by Alex Elder
Although global climate change is a well-documented phenomenon with severe implications for the future of our planet, environmental issues are often paid little attention by politicians and laypeople alike. Other issues like the economy or job security are viewed as top-priority concerns, even though continued damage to the environment could potentially endanger the human race. Small changes in our everyday lives could make a significant positive impact, but many people are not concerned enough about the environment to make a change.
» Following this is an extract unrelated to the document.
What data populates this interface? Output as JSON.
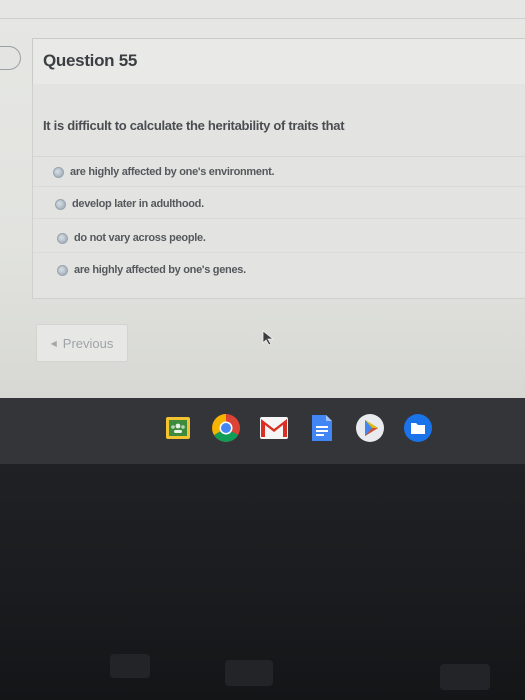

But why are environmental issues perceived as less important than other, less detrimental problems? Elke Weber, a psychologist at Columbia University, seeks to answer this question through her research on risk assessment and how people perceive climate change. She is an expert on the psychological components of judgment and decision-making in the face of uncertainty, specifically in environmental contexts. She founded the Center for Research on Environmental Decisions (CRED), which investigates human adaptation to climate change and how to enable further sustainability efforts. Through this organization, Weber published an influential paper which found that people view time-delayed, abstract risks as less serious threats than more immediate, concrete risks, regardless of the severity of the outcomes (Weber, 2006). Thus, although the overall negative impact of climate change and other environmental problems is much greater than, say, possible unemployment, the former is viewed as less hazardous at the individual level.
But now that research has demonstrated this interaction between psychology and environmental issues, what can we do about it? Fortunately, by taking advantage of this new research, we can begin to represent environmental issues in a way that people will take more seriously. Once environmental initiatives are presented in a way that appeals to human patterns of decision making and risk assessment, then people will be more likely to become involved (Gertner, 2009). Elke Weber collaborated on a Climate Change Communications Guide that includes strategies on how to increase environmental engagement and which communications tactics to avoid. Based on the findings in Elke Weber’s research, simply altering the presentation of information related to climate change could result in more sustainability engagement and a prioritization of the environment. When risks are perceived as more eminent and personal and less distant and abstract, people are more likely to prioritize that risk and the actions needed to avoid it. Thus, by appealing to psychological constructs involved in decision making, participation in environmental initiatives can be increased.
Weber, E. U. (2006). Experience-based and description-based perceptions of long-term risk: Why global warming does not scare us (yet). Climatic Change,77(1-2), 103-120. Connectingonclimate.org
Swim, J., Clayton, S., Doherty, T., Gifford, R., Howard, G., Reser, J., Stern, P., & Weber, E. (2009). Psychology and global climate change: Addressing a multi-faceted phenomenon and set of challenges. A report by the American Psychological Association’s task force on the interface between psychology and global climate change. American Psychological Association, Washington.
Gertner, Jon (2009). Why Isn’t the Brain Green? The New York Times. http://www.nytimes.com/2009/04/19/magazine/19Science-t.html?pagewanted=all